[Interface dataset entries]
== Segment start ==

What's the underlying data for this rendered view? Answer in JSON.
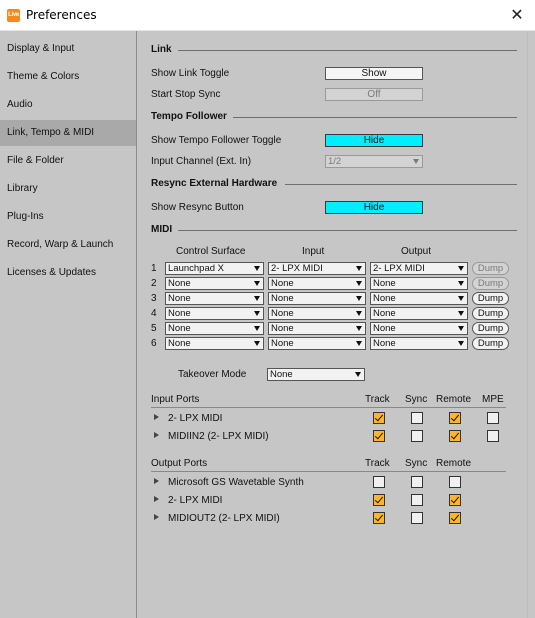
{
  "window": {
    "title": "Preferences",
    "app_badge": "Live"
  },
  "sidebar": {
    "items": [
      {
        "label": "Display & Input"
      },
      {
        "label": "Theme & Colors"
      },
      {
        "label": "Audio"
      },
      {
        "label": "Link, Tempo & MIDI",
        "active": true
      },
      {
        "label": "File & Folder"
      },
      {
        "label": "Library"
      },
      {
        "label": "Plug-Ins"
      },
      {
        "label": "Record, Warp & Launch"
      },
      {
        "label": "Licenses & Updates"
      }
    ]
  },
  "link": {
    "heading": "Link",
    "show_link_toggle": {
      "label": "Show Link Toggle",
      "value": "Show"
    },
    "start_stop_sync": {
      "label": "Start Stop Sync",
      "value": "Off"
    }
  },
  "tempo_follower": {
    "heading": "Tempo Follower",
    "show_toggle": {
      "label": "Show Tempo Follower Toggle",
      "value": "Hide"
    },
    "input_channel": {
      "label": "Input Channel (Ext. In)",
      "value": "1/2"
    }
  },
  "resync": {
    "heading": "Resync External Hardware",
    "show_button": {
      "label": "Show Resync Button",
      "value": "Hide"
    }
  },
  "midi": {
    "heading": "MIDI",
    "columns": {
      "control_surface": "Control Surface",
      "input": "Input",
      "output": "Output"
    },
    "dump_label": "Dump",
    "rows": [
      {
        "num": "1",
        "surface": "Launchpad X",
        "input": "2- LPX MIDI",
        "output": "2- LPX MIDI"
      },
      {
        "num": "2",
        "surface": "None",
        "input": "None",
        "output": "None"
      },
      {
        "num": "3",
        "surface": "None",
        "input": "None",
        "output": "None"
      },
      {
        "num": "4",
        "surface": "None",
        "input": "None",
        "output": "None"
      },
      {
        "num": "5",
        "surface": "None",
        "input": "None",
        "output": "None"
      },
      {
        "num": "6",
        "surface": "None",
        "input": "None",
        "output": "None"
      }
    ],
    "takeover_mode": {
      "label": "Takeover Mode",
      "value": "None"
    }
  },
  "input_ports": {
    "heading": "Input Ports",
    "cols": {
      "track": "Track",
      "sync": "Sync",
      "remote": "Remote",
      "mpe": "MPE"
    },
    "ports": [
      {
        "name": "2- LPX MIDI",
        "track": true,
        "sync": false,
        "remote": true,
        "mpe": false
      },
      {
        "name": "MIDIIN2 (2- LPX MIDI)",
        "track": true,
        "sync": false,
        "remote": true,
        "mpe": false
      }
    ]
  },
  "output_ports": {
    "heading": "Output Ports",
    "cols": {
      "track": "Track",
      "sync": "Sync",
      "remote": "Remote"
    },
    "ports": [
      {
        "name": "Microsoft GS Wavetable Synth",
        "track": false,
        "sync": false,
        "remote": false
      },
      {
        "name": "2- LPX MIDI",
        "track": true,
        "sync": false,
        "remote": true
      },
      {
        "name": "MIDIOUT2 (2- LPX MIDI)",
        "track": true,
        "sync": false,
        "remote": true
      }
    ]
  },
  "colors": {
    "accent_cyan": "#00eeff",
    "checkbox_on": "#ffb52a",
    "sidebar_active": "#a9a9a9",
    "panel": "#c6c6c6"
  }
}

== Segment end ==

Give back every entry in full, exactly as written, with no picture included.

What's the underlying data for this rendered view? Answer in JSON.
{
  "window": {
    "title": "Preferences",
    "app_badge": "Live"
  },
  "sidebar": {
    "items": [
      {
        "label": "Display & Input"
      },
      {
        "label": "Theme & Colors"
      },
      {
        "label": "Audio"
      },
      {
        "label": "Link, Tempo & MIDI",
        "active": true
      },
      {
        "label": "File & Folder"
      },
      {
        "label": "Library"
      },
      {
        "label": "Plug-Ins"
      },
      {
        "label": "Record, Warp & Launch"
      },
      {
        "label": "Licenses & Updates"
      }
    ]
  },
  "link": {
    "heading": "Link",
    "show_link_toggle": {
      "label": "Show Link Toggle",
      "value": "Show"
    },
    "start_stop_sync": {
      "label": "Start Stop Sync",
      "value": "Off"
    }
  },
  "tempo_follower": {
    "heading": "Tempo Follower",
    "show_toggle": {
      "label": "Show Tempo Follower Toggle",
      "value": "Hide"
    },
    "input_channel": {
      "label": "Input Channel (Ext. In)",
      "value": "1/2"
    }
  },
  "resync": {
    "heading": "Resync External Hardware",
    "show_button": {
      "label": "Show Resync Button",
      "value": "Hide"
    }
  },
  "midi": {
    "heading": "MIDI",
    "columns": {
      "control_surface": "Control Surface",
      "input": "Input",
      "output": "Output"
    },
    "dump_label": "Dump",
    "rows": [
      {
        "num": "1",
        "surface": "Launchpad X",
        "input": "2- LPX MIDI",
        "output": "2- LPX MIDI"
      },
      {
        "num": "2",
        "surface": "None",
        "input": "None",
        "output": "None"
      },
      {
        "num": "3",
        "surface": "None",
        "input": "None",
        "output": "None"
      },
      {
        "num": "4",
        "surface": "None",
        "input": "None",
        "output": "None"
      },
      {
        "num": "5",
        "surface": "None",
        "input": "None",
        "output": "None"
      },
      {
        "num": "6",
        "surface": "None",
        "input": "None",
        "output": "None"
      }
    ],
    "takeover_mode": {
      "label": "Takeover Mode",
      "value": "None"
    }
  },
  "input_ports": {
    "heading": "Input Ports",
    "cols": {
      "track": "Track",
      "sync": "Sync",
      "remote": "Remote",
      "mpe": "MPE"
    },
    "ports": [
      {
        "name": "2- LPX MIDI",
        "track": true,
        "sync": false,
        "remote": true,
        "mpe": false
      },
      {
        "name": "MIDIIN2 (2- LPX MIDI)",
        "track": true,
        "sync": false,
        "remote": true,
        "mpe": false
      }
    ]
  },
  "output_ports": {
    "heading": "Output Ports",
    "cols": {
      "track": "Track",
      "sync": "Sync",
      "remote": "Remote"
    },
    "ports": [
      {
        "name": "Microsoft GS Wavetable Synth",
        "track": false,
        "sync": false,
        "remote": false
      },
      {
        "name": "2- LPX MIDI",
        "track": true,
        "sync": false,
        "remote": true
      },
      {
        "name": "MIDIOUT2 (2- LPX MIDI)",
        "track": true,
        "sync": false,
        "remote": true
      }
    ]
  },
  "colors": {
    "accent_cyan": "#00eeff",
    "checkbox_on": "#ffb52a",
    "sidebar_active": "#a9a9a9",
    "panel": "#c6c6c6"
  }
}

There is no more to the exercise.